|2019 Cornaro Scholar|
Meet Our 2019 Cornaro Scholar
II Vice President Betsy Shortle, Chair of the Cornaro Scholarship Committee, announced the winner of the 2019 KGP scholarship competition at the Convention banquet on June 22. The prestigious Cornaro Scholarship—open only to Kappa members—is used for graduate expenses at any accredited university.
Our Cornaro Scholar for 2019 is Sarah Kathleen Knapp (Madonna University, MI, ’19). Sarah is from Livonia, Michigan, where she received her undergraduate degree in biology from Madonna University and will pursue a Master of Public Health from the University of Michigan. Her desire to earn this degree is to help others develop behaviors to prevent diseases and improve their quality of life. While she worked in a local hospital emergency department, she learned firsthand about flaws within the healthcare system. Her goal is to take skills she will obtain from this Master’s program to improve the lives of the vulnerable. She is committed to using her leadership skills, servant heart and education“ to graft solutions and to better the lives of populations suffering from health disparities.” She also desires to collaborate with healthcare providers in interprofessional education settings to develop a more holistic approach to treating all patients.
About her volunteer work and leadership experience, Sarah wrote in her Cornaro application:
“Through my roles as president and founder of the Biological and Health Sciences Club and vice president of the National Society of Collegiate Scholars, I have coordinated a variety of service projects with the Felician Sister Ministries including St. Joseph Mercy Care Center, the former Ladywood High School where I graduated, and the Montessori Center of Our Lady. Growing up being taught by Felician Sisters, and having the opportunity to attend school in Felician-sponsored ministries, it is important to give back to the Sisters and help inspire other students to do the same.

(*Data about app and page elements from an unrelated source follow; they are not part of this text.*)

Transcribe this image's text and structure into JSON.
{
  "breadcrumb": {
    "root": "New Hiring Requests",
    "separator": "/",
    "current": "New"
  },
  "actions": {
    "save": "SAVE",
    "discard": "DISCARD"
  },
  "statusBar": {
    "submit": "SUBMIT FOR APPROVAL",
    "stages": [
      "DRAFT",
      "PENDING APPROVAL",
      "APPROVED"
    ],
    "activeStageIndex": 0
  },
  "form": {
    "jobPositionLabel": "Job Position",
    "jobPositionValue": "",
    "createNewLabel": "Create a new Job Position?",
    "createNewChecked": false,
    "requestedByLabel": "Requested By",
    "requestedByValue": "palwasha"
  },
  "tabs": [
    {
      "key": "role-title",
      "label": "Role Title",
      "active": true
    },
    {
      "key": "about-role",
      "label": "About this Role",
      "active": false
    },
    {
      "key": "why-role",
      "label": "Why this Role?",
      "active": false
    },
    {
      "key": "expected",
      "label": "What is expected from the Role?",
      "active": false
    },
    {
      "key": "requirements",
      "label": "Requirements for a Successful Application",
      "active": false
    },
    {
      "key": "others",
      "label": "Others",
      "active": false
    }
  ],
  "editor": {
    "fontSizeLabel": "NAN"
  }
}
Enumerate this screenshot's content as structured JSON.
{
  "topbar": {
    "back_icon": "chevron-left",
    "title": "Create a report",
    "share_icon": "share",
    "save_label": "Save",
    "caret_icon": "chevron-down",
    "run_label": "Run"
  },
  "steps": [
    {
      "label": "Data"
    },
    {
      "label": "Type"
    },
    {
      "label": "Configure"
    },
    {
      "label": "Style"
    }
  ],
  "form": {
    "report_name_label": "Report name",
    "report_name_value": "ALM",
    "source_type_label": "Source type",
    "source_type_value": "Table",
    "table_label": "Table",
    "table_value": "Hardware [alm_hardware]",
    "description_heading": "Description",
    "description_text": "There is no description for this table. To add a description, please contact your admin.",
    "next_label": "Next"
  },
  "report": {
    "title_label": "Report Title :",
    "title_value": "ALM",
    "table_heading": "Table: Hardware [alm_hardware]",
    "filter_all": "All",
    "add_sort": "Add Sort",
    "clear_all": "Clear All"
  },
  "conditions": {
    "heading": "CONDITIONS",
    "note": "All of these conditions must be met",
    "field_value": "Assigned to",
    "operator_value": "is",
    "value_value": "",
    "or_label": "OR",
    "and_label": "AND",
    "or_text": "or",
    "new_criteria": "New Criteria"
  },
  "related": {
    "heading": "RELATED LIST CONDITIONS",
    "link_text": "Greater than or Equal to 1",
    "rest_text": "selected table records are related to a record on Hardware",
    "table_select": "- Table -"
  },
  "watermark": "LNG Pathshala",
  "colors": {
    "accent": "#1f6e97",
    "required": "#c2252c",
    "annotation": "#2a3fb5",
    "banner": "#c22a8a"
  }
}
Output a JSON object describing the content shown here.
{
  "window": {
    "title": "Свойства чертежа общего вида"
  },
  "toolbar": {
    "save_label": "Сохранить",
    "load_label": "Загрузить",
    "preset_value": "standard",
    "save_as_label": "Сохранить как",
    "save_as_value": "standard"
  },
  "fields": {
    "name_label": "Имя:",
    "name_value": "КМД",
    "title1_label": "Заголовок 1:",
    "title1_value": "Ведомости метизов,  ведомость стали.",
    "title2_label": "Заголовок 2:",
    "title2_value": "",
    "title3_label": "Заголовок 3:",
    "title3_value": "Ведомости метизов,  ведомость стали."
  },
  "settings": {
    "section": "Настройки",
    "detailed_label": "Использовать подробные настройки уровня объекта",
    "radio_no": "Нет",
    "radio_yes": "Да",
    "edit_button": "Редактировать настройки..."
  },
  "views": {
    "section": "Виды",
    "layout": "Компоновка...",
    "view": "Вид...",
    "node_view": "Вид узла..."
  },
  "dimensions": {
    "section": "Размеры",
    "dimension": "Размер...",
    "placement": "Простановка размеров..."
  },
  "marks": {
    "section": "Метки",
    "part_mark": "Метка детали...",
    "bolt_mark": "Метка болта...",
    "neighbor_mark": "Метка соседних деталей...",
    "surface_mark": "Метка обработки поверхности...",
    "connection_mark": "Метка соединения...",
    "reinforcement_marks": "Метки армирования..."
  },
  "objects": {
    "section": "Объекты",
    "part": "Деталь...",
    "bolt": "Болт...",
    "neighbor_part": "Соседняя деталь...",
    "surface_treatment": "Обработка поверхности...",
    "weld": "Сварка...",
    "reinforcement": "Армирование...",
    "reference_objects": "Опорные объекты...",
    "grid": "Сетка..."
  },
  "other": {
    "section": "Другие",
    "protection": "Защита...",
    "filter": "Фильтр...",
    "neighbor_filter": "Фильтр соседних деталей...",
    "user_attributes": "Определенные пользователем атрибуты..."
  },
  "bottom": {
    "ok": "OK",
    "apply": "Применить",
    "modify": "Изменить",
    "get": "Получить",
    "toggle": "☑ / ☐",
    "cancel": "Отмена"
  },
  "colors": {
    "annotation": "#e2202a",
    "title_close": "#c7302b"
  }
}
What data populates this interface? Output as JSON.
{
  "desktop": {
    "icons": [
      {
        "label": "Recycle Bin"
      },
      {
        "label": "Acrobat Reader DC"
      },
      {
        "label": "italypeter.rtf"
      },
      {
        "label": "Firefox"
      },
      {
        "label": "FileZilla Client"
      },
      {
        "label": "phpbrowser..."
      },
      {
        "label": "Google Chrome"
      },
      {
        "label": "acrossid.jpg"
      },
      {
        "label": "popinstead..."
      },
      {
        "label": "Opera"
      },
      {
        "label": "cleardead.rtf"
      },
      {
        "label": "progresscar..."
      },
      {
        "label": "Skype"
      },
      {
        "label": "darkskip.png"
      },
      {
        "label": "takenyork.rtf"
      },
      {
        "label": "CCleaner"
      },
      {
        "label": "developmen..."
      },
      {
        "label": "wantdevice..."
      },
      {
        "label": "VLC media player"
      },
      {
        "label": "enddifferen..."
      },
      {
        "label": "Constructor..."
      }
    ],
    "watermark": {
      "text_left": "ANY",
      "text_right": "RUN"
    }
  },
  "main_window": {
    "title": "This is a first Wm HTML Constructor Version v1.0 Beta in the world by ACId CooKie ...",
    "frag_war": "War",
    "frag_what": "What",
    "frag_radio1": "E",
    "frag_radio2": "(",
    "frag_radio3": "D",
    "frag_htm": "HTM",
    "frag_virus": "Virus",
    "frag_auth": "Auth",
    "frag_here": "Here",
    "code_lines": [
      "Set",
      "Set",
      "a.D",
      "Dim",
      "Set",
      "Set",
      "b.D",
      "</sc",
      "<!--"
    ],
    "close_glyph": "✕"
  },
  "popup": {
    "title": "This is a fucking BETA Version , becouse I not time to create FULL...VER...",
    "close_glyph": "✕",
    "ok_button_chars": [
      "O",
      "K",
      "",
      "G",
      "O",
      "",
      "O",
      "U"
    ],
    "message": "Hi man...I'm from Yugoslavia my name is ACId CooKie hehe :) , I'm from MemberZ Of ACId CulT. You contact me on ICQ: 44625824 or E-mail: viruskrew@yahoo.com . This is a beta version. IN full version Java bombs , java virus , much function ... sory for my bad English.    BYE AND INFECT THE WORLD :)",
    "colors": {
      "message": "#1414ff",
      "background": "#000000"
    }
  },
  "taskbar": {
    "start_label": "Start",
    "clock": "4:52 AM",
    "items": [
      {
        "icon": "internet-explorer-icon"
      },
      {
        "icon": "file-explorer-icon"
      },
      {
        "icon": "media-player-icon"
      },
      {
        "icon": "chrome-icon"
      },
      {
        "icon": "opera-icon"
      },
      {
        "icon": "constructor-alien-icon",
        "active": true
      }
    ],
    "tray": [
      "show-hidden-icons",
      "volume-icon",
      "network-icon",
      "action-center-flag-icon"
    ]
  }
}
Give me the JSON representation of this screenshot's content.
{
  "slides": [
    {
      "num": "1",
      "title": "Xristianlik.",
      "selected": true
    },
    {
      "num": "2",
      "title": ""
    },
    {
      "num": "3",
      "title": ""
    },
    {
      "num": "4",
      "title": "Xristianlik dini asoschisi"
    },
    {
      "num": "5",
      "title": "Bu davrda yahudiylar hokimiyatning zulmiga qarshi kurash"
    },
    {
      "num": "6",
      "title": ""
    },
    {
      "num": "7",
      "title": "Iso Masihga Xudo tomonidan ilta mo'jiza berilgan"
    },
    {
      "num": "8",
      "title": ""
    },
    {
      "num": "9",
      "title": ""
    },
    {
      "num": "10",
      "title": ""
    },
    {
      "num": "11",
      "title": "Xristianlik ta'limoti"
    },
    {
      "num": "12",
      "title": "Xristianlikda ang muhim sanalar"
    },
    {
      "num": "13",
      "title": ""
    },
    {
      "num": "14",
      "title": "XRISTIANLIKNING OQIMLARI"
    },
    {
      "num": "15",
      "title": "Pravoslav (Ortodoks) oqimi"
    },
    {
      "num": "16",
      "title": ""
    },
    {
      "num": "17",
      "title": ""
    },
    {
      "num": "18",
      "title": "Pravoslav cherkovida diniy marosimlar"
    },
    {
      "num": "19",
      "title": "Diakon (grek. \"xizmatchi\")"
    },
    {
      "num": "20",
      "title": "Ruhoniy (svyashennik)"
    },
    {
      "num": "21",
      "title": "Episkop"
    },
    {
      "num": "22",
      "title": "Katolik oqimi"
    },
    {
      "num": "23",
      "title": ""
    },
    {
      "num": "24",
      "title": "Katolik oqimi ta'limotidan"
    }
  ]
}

“Since freshman year, I have been involved in Ford Community Corps (FCC), which supports student initiatives aimed at improving quality of life within the community by pairing students with local nonprofit organizations. I lead a team in implementing our program, Team Science, for the afterschool programs within St. Vincent Sarah Fischer (SVSF) in Detroit. At SVSF, I teach weekly supplemental science lessons to elementary-aged children from underserved communities who are victims of the area’s growing education gap.
“For four years, I have volunteered as a CYO softball coach for St. Damian (my former parish and grade school) and for the Livonia Junior Athletic League (LJAL), which was the first fastpitch softball team I played for. It is my goal as a coach to teach developing athletes in my community the fundamentals of softball and the importance of good sportsmanship, teamwork and a strong work ethic. Coaching demands leadership, discipline and accountability; and I work to provide an example of that to my athletes.”
About her career aspirations, Sarah is pursuing a Master of Public Health to “obtain the dynamic skillset needed to analyze socioeconomic health behaviors and develop health interventions to prevent disease and improve quality of life for vulnerable populations. This drive to improve the health of the vulnerable stems from my strong Catholic upbringing and the values of the faith instilled within me.
“Through my work in my local hospital’s emergency department, I witnessed the structural flaws within our healthcare system and the negative effects of our policies, inadequate patient and interprofessional education, and insufficient resources on the health of vulnerable populations within my community. It was this acquired knowledge and exposure to healthcare, interprofessional networking and patient interaction that showed me that clinical treatment wasn’t enough. As I encountered patients being readmitted to the emergency department with the same chief complaints, I began to question the bigger picture. The patients of vulnerable populations are living in a continuous cycle of their environment; failing to receive the right care and support…The uncertainty of clinical medicine is not fully satisfying as I look to how can we prevent these issues in the first place. I do not want to see patients on a treatment basis or simply manage their disease, but rather assess their lifestyles and behaviors to implement resources that manage the social determinants of health.”